Prostate health tips may not be talked about very often but are on most men’s minds. There is a reason why most internet ads deal with tongue-in-cheek medical conditions. Google anything that is to do with the nether regions of the body and you will be showered with offers and advertorials. To help you separate the wheat from the chaff and put myths to rest, we’re presenting you with comprehensive prostate health tips.
For the uninitiated, the prostate is a small gland the size of a walnut. It is located inside the body between the bladder and the urethra. Its function is to produce and eject seminal fluid. The most common complications that affect prostate health are:
1. Prostatitis: Inflammation of the prostate can occur due to infections, anxiety, hormonal imbalances, trauma etc. Infections are usually treated with antibiotics. But a large proportion of cases may be due to causes other than infection and require a different treatment approach.
2. Benign Prostatic Hyperplasia: Enlargement of the prostate occurs in over 30% of all men between the age of 50 to 70 years. The enlargement blocks the urethra partially or completely. As you can imagine, this is very painful and dangerous. If treatment with drugs fails, surgery which may involve complete removal of prostate is indicated.
3. Prostate Cancer: The incidence of prostate cancer is practically nil before the age of 50. Over 50, incidence shoots up and is above 30% for those over 70 years. Inheritance has a big role to play. Other causes which include, diet, infections and medications are still being studied. Incidence of prostate cancer is second only to lung cancer but mortality due to it is not as high because most men with this cancer live long enough to die of other causes.
A list of prostate health tips is below:
1. Cycling: Traditional bike seats are leaf shaped with a nose at the front. The body’s weight ends up resting on the penis against this nose. It limits blood supply to the region and can also cause direct injury. It has been shown to cause erectile dysfunction and other urological complications. Instead go for square seats that do not have a nose. Such seats put your weight on to your pelvic bones that are meant to bear weight and also feel a lot more comfortable.
2. Routine Tests: Until recently, prostate specific antigen test (PSA) was recommended once a year for all men above the age of 50 to screen for prostate cancer. But evidence suggests that detection by this test is not very reliable. Even if cancer is detected early, weather it affects mortality is under debate. If you are over 50, ask your physician if you should opt for a prostate exam and PSA test.

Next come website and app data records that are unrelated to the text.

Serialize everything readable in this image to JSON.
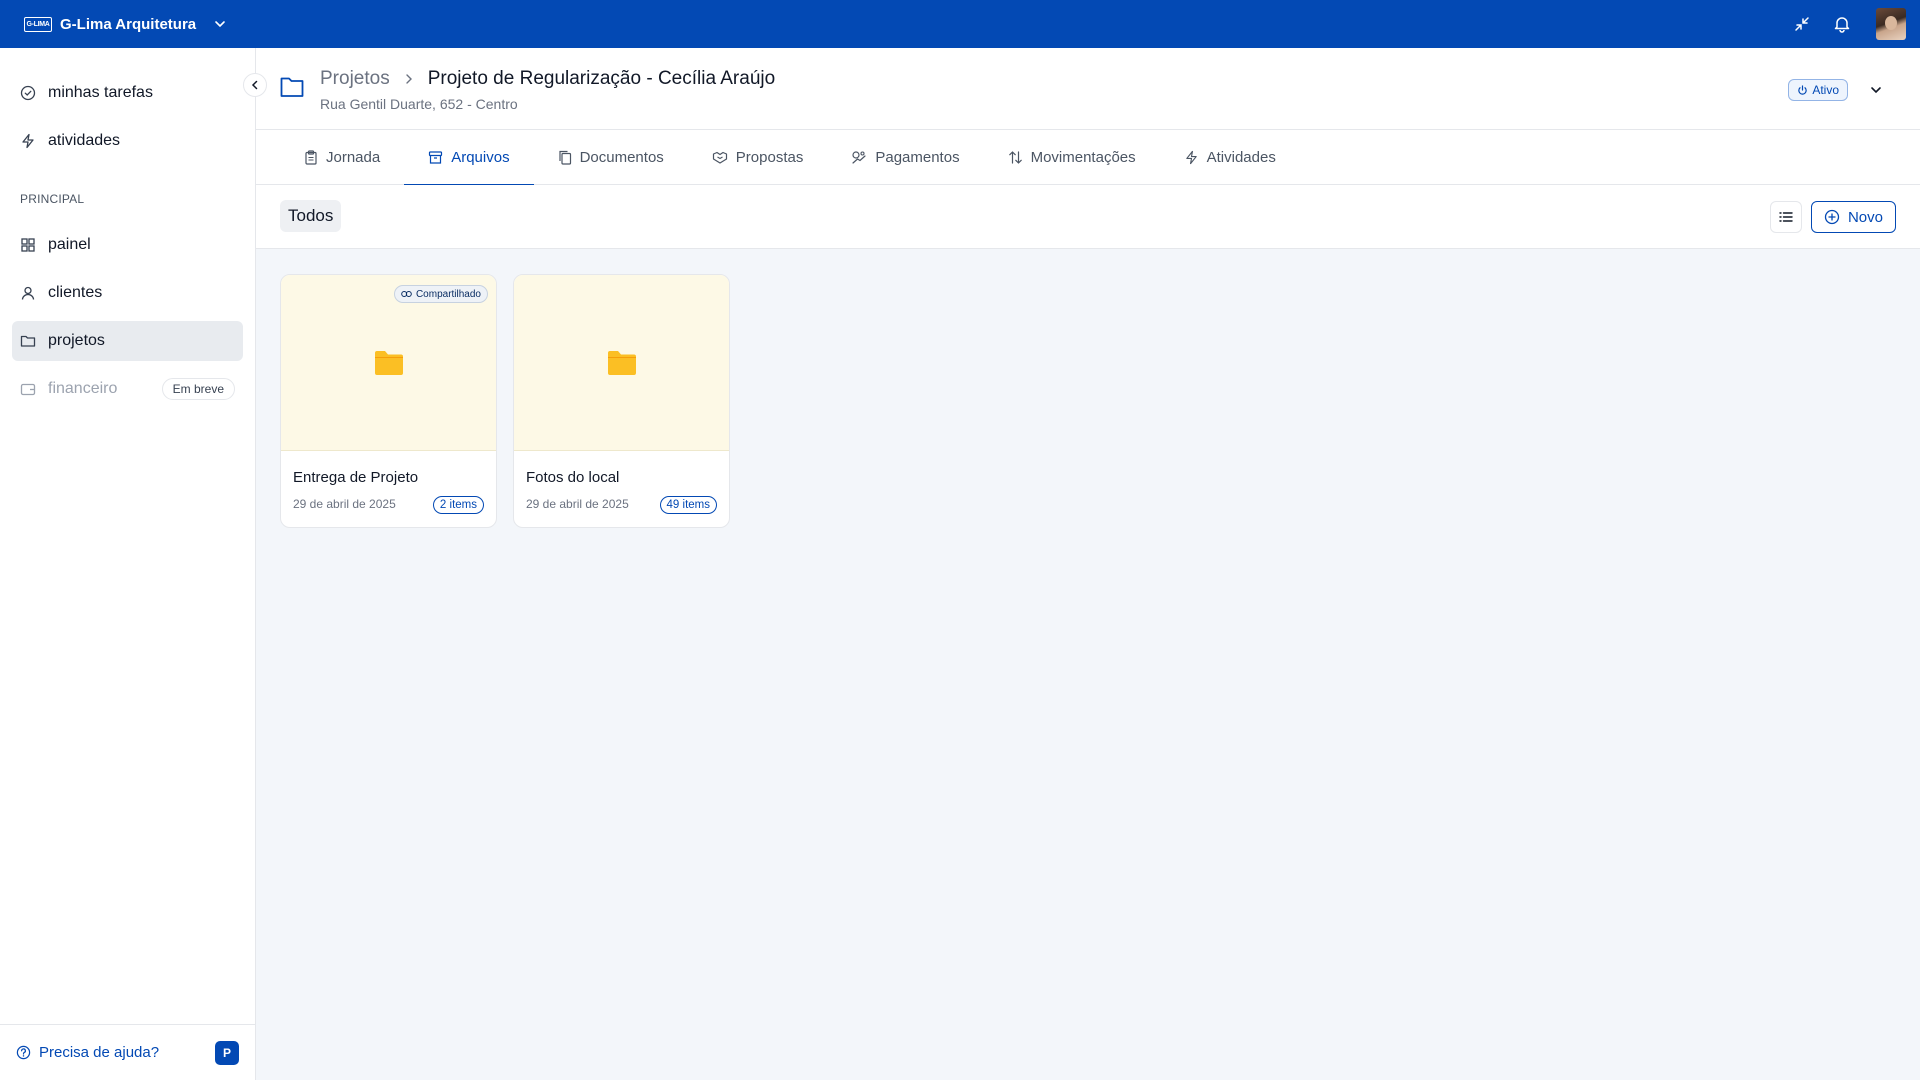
{
  "topbar": {
    "org_name": "G-Lima Arquitetura",
    "logo_text": "G-LIMA",
    "icons": [
      "chevron-down-icon",
      "minimize-icon",
      "bell-icon"
    ]
  },
  "sidebar": {
    "items_top": [
      {
        "label": "minhas tarefas",
        "icon": "check-circle-icon"
      },
      {
        "label": "atividades",
        "icon": "zap-icon"
      }
    ],
    "section_label": "PRINCIPAL",
    "items_main": [
      {
        "label": "painel",
        "icon": "grid-icon"
      },
      {
        "label": "clientes",
        "icon": "user-icon"
      },
      {
        "label": "projetos",
        "icon": "folder-icon",
        "active": true
      },
      {
        "label": "financeiro",
        "icon": "wallet-icon",
        "disabled": true,
        "badge": "Em breve"
      }
    ],
    "footer": {
      "help_label": "Precisa de ajuda?",
      "user_initial": "P"
    }
  },
  "header": {
    "breadcrumb_parent": "Projetos",
    "title": "Projeto de Regularização - Cecília Araújo",
    "address": "Rua Gentil Duarte, 652 - Centro",
    "status": "Ativo"
  },
  "tabs": [
    {
      "label": "Jornada",
      "icon": "clipboard-icon"
    },
    {
      "label": "Arquivos",
      "icon": "archive-icon",
      "active": true
    },
    {
      "label": "Documentos",
      "icon": "copy-icon"
    },
    {
      "label": "Propostas",
      "icon": "handshake-icon"
    },
    {
      "label": "Pagamentos",
      "icon": "payments-icon"
    },
    {
      "label": "Movimentações",
      "icon": "arrows-up-down-icon"
    },
    {
      "label": "Atividades",
      "icon": "zap-icon"
    }
  ],
  "toolbar": {
    "filter": "Todos",
    "new_label": "Novo"
  },
  "folders": [
    {
      "name": "Entrega de Projeto",
      "date": "29 de abril de 2025",
      "count": "2 items",
      "shared": "Compartilhado"
    },
    {
      "name": "Fotos do local",
      "date": "29 de abril de 2025",
      "count": "49 items"
    }
  ],
  "colors": {
    "primary": "#0349b4",
    "folder": "#fbbf24",
    "thumb_bg": "#fdf9e6"
  }
}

3. Drink lots of water: 3-4 liters to be precise. Water helps digestion, facilitates removal of toxins and helps flush out bacteria. It is the simplest way to reduce incidence of urinary tract infections and will also improve overall metabolism.
4. Diet: A diet high in saturated fats and red meat increases risk of prostate problems. The best option for reducing risk of prostate diseases and for good health in general is a vegetarian diet. A diet high in fiber and containing soy is believed to be beneficial for prostate health. One can substitute red meats with leaner white meat (fish).
5. Eat uncooked fruits and vegetables: Apple pies only benefit the restaurants selling them. The apple that goes into the pie and its nutrients are long dead. Fit in as many uncooked fruits and vegetables into your routine as possible. Cranberry juice has long been believed to alleviate urinary problems. Also, avoid eating fruits and vegetable with other meals to derive their complete benefit. An exception is cooked tomatoes as these have been shown to contain the cancer fighting agent Lycopene.
6. Multi-vitamins: Evidence that vitamin and mineral supplements help in maintaining prostate health has been patchy so far. Getting all required nutrients from your normal diet may not practically be possible. Supplements are the next best thing. Just be sure not to exceed the RDA (Recommended Daily Allowance).
7. Smoking and Drinking: Don’t frown; there are no upsides to smoking and drinking. Constant intake of toxic substances is bound to have an effect on the urinary system that has to carry the burden of eliminating these toxins every day.
8. Exercise: No direct link has yet been established between exercise and reduction in risk of prostate cancer. However, exercise does help in reducing obesity, improving blood circulation and increasing BMR (Basic metabolic rate), all of which help in fighting cancer.
We’re hoping our run-through of the aforementioned health tips with regards to prostate health is helpful.
– Punit Pania